Communication is a 2-way process and involves listening effectively, as well as speaking. So demonstrate your empathy by taking time to listen well, ask open questions, and reflect back your understanding to show active listening.
When meeting clients, plan and know how to communicate clearly your key messages, and know how you will answer their questions. Keep it simple and focus on your communication goal for that meeting, why what you’re sharing matters to them, the most important point and what they need to do next.
Looking for something else? Questions?
Tone of voice and verbal communication
The way you communicate with your voice is a key way to build trust. You can adapt your pace, intonation and volume of speaking, as well as the warmth and expressiveness of your voice, plus how frequently you pause.
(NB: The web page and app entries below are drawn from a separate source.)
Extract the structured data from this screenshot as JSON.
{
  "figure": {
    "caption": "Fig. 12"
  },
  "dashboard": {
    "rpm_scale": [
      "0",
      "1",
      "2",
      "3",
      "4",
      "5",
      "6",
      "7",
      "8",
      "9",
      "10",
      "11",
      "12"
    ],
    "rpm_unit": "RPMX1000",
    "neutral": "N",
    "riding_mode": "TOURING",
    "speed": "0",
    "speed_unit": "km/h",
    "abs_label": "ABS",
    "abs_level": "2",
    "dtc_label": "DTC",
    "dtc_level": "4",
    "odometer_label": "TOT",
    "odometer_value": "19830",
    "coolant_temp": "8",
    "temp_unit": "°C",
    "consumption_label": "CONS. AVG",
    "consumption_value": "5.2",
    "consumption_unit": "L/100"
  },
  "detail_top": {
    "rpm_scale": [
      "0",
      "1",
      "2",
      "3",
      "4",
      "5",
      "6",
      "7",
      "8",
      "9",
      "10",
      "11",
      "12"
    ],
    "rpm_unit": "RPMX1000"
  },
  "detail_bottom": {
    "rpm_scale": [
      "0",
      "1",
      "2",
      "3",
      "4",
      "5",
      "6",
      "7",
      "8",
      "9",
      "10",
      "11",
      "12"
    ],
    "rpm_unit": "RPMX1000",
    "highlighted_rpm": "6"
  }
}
Listen to your customer, and match their verbal communication to make a better connection.
Body language and non-verbal communication
Observe your clients and pitch your body language at the same level, reflecting key actions or movements, without mirroring too closely, which can feel unnatural and like you’re mimicking. Pay attention to key elements, including how they sit or stand, facial expressions and how much they smile, the amount and intensity of eye contact, plus the frequency and style of hand gestures. Remember that the ‘volume’ of body language can be driven by cultural values as well, so adjust yours to be at the same level as your customers.
Time and space for connection
If possible make regular time to meet face to face, as well as virtually to further build rapport and develop your trust and relationship. Virtual collaboration tools and meeting platforms are invaluable to allow us to work with others around the world, and when we meet face to face, this allows you to concentrate more on personal conversations, quality small talk to get to know each other more deeply, and conversations which connect and demonstrate your care. It can also be a helpful space to have difficult conversations, which might create conflict, rather than relying on the usual communication channels. If face to face meetings are not possible, consider creative ways to design conversation spaces which disrupt your usual communication channels and help everyone to commit to listen and share in a more personal way.
How can Culture Cuppa improve your team’s communication skills with their customers?
We offer communication skills coaching and team training to support you and your team to build rapport and trust with internal and external customers.